Although more or less competently written (though the repeated iteration of "Let's don't do this" was driving me up the wall), this book is ten different kinds of a mess. There's no mystery here; it's an awkward amalgam of forensic science (interesting, I guess, but with no real human element), a poem to Rome, a Dear John letter to Charleston, and some annoying pseudopsychology around death, assault, and avoidant attachment styles...with a big dollop of gardening advice. Although the murderer is described as having meaningful rituals, once he's revealed, the meaning of these rituals is inadequately explained. The reader knows pretty much from the second chapter who he is, so there's very little suspense.
There's a small bit of interest in the character of manipulative pop psychologist Dr. Marilyn Self, who appears to function as Kay Scarpetta's externalized shadow side. The novelty of this wears off in about five minutes, however, leaving the character overly obvious, lacking in nuance.

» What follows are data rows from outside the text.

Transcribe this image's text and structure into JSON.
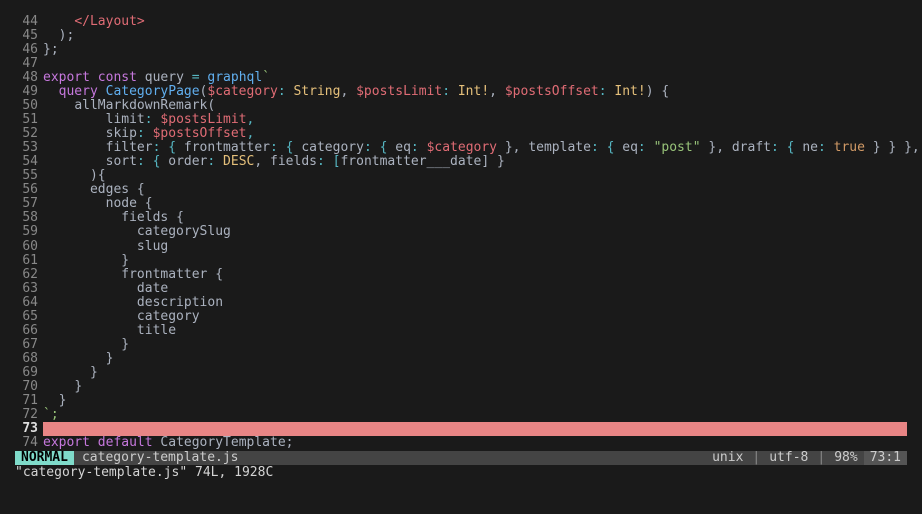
{
  "lines": {
    "l44": {
      "num": "44",
      "indent": "    ",
      "jsx": "</Layout>"
    },
    "l45": {
      "num": "45",
      "indent": "  ",
      "text": ");"
    },
    "l46": {
      "num": "46",
      "text": "};"
    },
    "l47": {
      "num": "47",
      "text": ""
    },
    "l48": {
      "num": "48",
      "kw1": "export",
      "kw2": "const",
      "name": "query",
      "eq": " = ",
      "fn": "graphql",
      "tick": "`"
    },
    "l49": {
      "num": "49",
      "indent": "  ",
      "kw": "query",
      "name": "CategoryPage",
      "p1": "(",
      "v1": "$category",
      "c1": ": ",
      "t1": "String",
      "cm1": ", ",
      "v2": "$postsLimit",
      "c2": ": ",
      "t2": "Int!",
      "cm2": ", ",
      "v3": "$postsOffset",
      "c3": ": ",
      "t3": "Int!",
      "p2": ")",
      "brace": " {"
    },
    "l50": {
      "num": "50",
      "indent": "    ",
      "text": "allMarkdownRemark("
    },
    "l51": {
      "num": "51",
      "indent": "        ",
      "key": "limit",
      "c": ": ",
      "val": "$postsLimit",
      "cm": ","
    },
    "l52": {
      "num": "52",
      "indent": "        ",
      "key": "skip",
      "c": ": ",
      "val": "$postsOffset",
      "cm": ","
    },
    "l53": {
      "num": "53",
      "indent": "        ",
      "k1": "filter",
      "c1": ": { ",
      "k2": "frontmatter",
      "c2": ": { ",
      "k3": "category",
      "c3": ": { ",
      "k4": "eq",
      "c4": ": ",
      "v1": "$category",
      "b1": " }, ",
      "k5": "template",
      "c5": ": { ",
      "k6": "eq",
      "c6": ": ",
      "s1": "\"post\"",
      "b2": " }, ",
      "k7": "draft",
      "c7": ": { ",
      "k8": "ne",
      "c8": ": ",
      "bl": "true",
      "b3": " } } },"
    },
    "l54": {
      "num": "54",
      "indent": "        ",
      "k1": "sort",
      "c1": ": { ",
      "k2": "order",
      "c2": ": ",
      "v1": "DESC",
      "cm": ", ",
      "k3": "fields",
      "c3": ": [",
      "v2": "frontmatter___date",
      "b": "] }"
    },
    "l55": {
      "num": "55",
      "indent": "      ",
      "text": "){"
    },
    "l56": {
      "num": "56",
      "indent": "      ",
      "text": "edges {"
    },
    "l57": {
      "num": "57",
      "indent": "        ",
      "text": "node {"
    },
    "l58": {
      "num": "58",
      "indent": "          ",
      "text": "fields {"
    },
    "l59": {
      "num": "59",
      "indent": "            ",
      "text": "categorySlug"
    },
    "l60": {
      "num": "60",
      "indent": "            ",
      "text": "slug"
    },
    "l61": {
      "num": "61",
      "indent": "          ",
      "text": "}"
    },
    "l62": {
      "num": "62",
      "indent": "          ",
      "text": "frontmatter {"
    },
    "l63": {
      "num": "63",
      "indent": "            ",
      "text": "date"
    },
    "l64": {
      "num": "64",
      "indent": "            ",
      "text": "description"
    },
    "l65": {
      "num": "65",
      "indent": "            ",
      "text": "category"
    },
    "l66": {
      "num": "66",
      "indent": "            ",
      "text": "title"
    },
    "l67": {
      "num": "67",
      "indent": "          ",
      "text": "}"
    },
    "l68": {
      "num": "68",
      "indent": "        ",
      "text": "}"
    },
    "l69": {
      "num": "69",
      "indent": "      ",
      "text": "}"
    },
    "l70": {
      "num": "70",
      "indent": "    ",
      "text": "}"
    },
    "l71": {
      "num": "71",
      "indent": "  ",
      "text": "}"
    },
    "l72": {
      "num": "72",
      "text": "`;"
    },
    "l73": {
      "num": "73",
      "text": " "
    },
    "l74": {
      "num": "74",
      "kw1": "export",
      "kw2": "default",
      "name": "CategoryTemplate",
      "semi": ";"
    }
  },
  "status": {
    "mode": "NORMAL",
    "filename": "category-template.js",
    "format": "unix",
    "encoding": "utf-8",
    "percent": "98%",
    "position": "73:1"
  },
  "message": "\"category-template.js\" 74L, 1928C"
}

Recommended for people fascinated by gunshot residue, and those who still share the author's patently obvious fascination with the character of Scarpetta. This is perhaps less a novel than it is the author's own extended autoerotic fantasy, so if convoluted psychological voyeurism is your thing, this is the book for you.
I liked the beginning stories in this series, but it’s been a while since I’ve read one and I’d forgotten how they get so much worse as the series progresses. Not only are the bad guys seriously disturbed and dysfunctional, which you expect, but the main characters are too, which you don’t. They started out with problems like everyone has, then as the series grew everyone seemed to turn amoral. There’s only one person in this story that was happy, and she should have gotten what was coming to her. It was all very depressing, and I have to say that I feel sorry for an author that has this kind of stuff running through her brain. It makes you wonder.
On top of the garbage I forced myself to wade through, it ended on a cliffhanger regarding Marino. And now that I think of it, probably Self too. I am so way past peeved that I need to find a GOOD book to clean my brain out. This one is going into the delete from my account folder.
Top reviews from other countries
Oh, dear. What a mess. For a book about a serial killer he does not seem very busy. I'm on page 197 and he has only killed one person so far. There is an Italian policeman who seems to be attracted to Scarpetta but who seems to be a total plonker. There is her live in/lover, Benson, who is jealous of the Italian and then there is Marino: who in first book was a policeman who helped Scarpetta but has now become an unpleasant drunk who drives a motorbike. Finally we have Lucy, Scarpetta's neice, who has become a wealthy software developer who was also a successful detective with her own company.
I would like to humbly give Ms Cornwall some advice: you don't need Benson, or Lucy, or Italian policemen, or drunken Marinos to make the plot interesting. The crime should be the centre of the plot. It's as simple as that.
If Cornwall wants advice she should read Agatha Christie or Conan Doyle.
The murders and crime story were much more carefully thought out and interesting, and there was an attempt to get the main characters into a more engaging story but it didn't work.
For no reason they've all moved to Charleston and you have to bond with a new life and set of circumstances, that takes a lot of effort, but not only that there was an attempt to bring back an old celebrity as an almost 'cameo' character. It was still very confused and there are a lot of threads left untied by the end that was a bit frustrating!
This is a good one to read for the 'who dun it' factor, but you will be left disapointed by the obvious boredom Cornwall now feels for her main characters, and her desperation to give them some kind of story line.